Wednesday, June 18, 2008


Of course, besides camps, other activities are also helpful to prepare the youth and integrate them into the life of the parish community.


This car wash was organized to raise funds for the youth who are participating in the World Youth Day in Sydney.


Of course, it soon degenerated into an all out water fight.


During their last year of catechism, we also had 2 camps. The Confirmation Initiation Camp, which doesn't really initiate anyone into anything particularly, was designed as a bonding camp where the youth, who although they have journeyed together for many years do not really know each other that well, might get to know each other better and have fun.


So there were lots of games and activities.




And other 'interesting' sessions which allowed them to just be themselves and let loose.








And then we had the final Confirmation Camp where the students recapped their faith and where the bonding truly showed.



Exercise is an important feature of such camps. Especially when done by others and not me.



The camaraderie and friendships developed during these camps transformed these disparate characters into a truly cohesive groups of people.


And more bonding and fun on the beach doesn't hurt either.




It's been one heck of a year and I really enjoyed it. I hope that the kids did too. I don't regret taking this class. It has been a tough and gruelling year, with many obstacles, some completely unnecessary, put in our path. But with my great co-teacher Lillian and the support of the parish priest, Fr. Marshall, we pulled through. I hope the kids enjoyed the ride as much as I did.

Tomorrow, my last post on these kids and hopefully, the following day will see the post of the Mass at which the Sacrament of Confirmation was imposed. It was a great celebration and I hope you'll all enjoy it.


Anonymous said...

The problem with the church in Malaysia is the influx of liberals. No clerical dressing , no respect for the eucharist , inculturation. Why have 3 masses in English , Tamil & Mandarin when you can do it all in Latin at one go.

Andrew said...

Dear friend from Selangor. All I can say is that you are not alone in having those sentiments.

But where should the blame lie? At the hands of those who form the faith of the young? At the hands of the Cure of Souls? At the hands of the Bishops? The Holy Father himself for not exercising sufficient vigilance?

With all those factors beyond our control, what can you and I do to help? For what I did, come back tmrw and check out the post. Do let me know what you are doing too as this must be a joint effort of many hands that will make this burden lighter for all of us.

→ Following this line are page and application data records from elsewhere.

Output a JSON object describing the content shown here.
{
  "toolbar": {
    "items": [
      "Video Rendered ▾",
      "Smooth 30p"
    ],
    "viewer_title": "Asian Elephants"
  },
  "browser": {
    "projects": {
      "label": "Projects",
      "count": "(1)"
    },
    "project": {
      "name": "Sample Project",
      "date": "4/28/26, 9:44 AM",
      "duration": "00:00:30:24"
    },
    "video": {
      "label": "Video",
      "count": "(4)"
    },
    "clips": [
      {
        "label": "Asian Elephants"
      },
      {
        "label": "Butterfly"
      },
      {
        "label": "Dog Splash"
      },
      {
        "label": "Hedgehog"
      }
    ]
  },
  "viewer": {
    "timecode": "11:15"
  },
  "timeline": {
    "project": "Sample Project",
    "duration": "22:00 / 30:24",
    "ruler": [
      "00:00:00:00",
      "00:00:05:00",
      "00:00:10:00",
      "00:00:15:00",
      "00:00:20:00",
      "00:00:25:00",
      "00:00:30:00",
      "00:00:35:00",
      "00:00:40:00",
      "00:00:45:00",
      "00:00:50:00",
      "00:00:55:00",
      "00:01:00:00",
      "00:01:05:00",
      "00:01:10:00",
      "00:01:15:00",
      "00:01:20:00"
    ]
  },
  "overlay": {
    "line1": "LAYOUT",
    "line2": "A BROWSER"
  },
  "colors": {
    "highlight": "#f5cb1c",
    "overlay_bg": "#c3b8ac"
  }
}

Anonymous said...

Dear Andrew,

What I am doing? Apart from writing to bishops /priest about liturgical abusers , I am also trying to get FSSP into Malaysia but sadly the bishops of Malaysia are against it. So there you go tridentine latin in the Novus ordo but it is ok to have all types of inculturation or innovation in the liturgy.

Pray ....that is most important ...

Bishops/priest must lead by example. I know of some priest that instead of saying their night prayers...are bz in some pubs having fun ...

Andrew said...

Dear friend from Selangor.

I invite you to correspond with me. My gmail address username is the same as my blogspot username.

My advice is not to antagonize the bishops and priests too much. The bishops do not favour religious orders. Not even Opus Dei, much less the FSSP.

Let me paraphrase a quote to you from Nelson Mandela's biagraphy, Long Walk to Freedom. He writes of his experiences in prison on Robben Island:

"If you're cold at night, you can write to the President, the Prisons Minister or the Director of Prisons or the Commandant to ask for an extra blanket. And they will all respond to you 'We can't give you because it would set a precedent and all the other prisoners will ask for special treatment'. But if you ask the guard on duty nicely, he'll just walk to the closet and get it for you."

The moral of the story is, work with your priests, do what you can, but do it all nicely. In this way, you'll achieve more than writing to the Vatican or stalking the Pope.

I look forward to your correspondence.

Anonymous said...

Work with your priest is a good way if he do not start it off by calling you old fashion or a relic or why latin when nobody understand it ...

funny not everyone understand mandarin or tamil ...when they have joint masses on feast days...

the bishops do not favor *traditional* religious orders ....simple...opus dei or fssp are both synomous with conservatism ....

Andrew said...

Because this is a public forum, I can't say too much, but if you correspond with me, I'll share it with you. Let me be the first to assure you that none of this happened overnight and none of this was simple in the least.

We struggled and fought long and hard to get where we are, overcoming many obstacles along the way.

And the things we have been called, by people who should know better is best not mentioned.

The important thing is to pray and to have the gumption and fortitude to do something, do it well and stick it out for the long haul.

For example, if you want Latin music and the Latin ordinaries, then start your own schola cantorum, as we have done. But we have to do it and not expect others to do it for us.

Criticism is easy, but actually getting down and dirty is tough and no joke, I can tell you.

Anonymous said...

I would contact you andrew ..

take care

+ JMJ +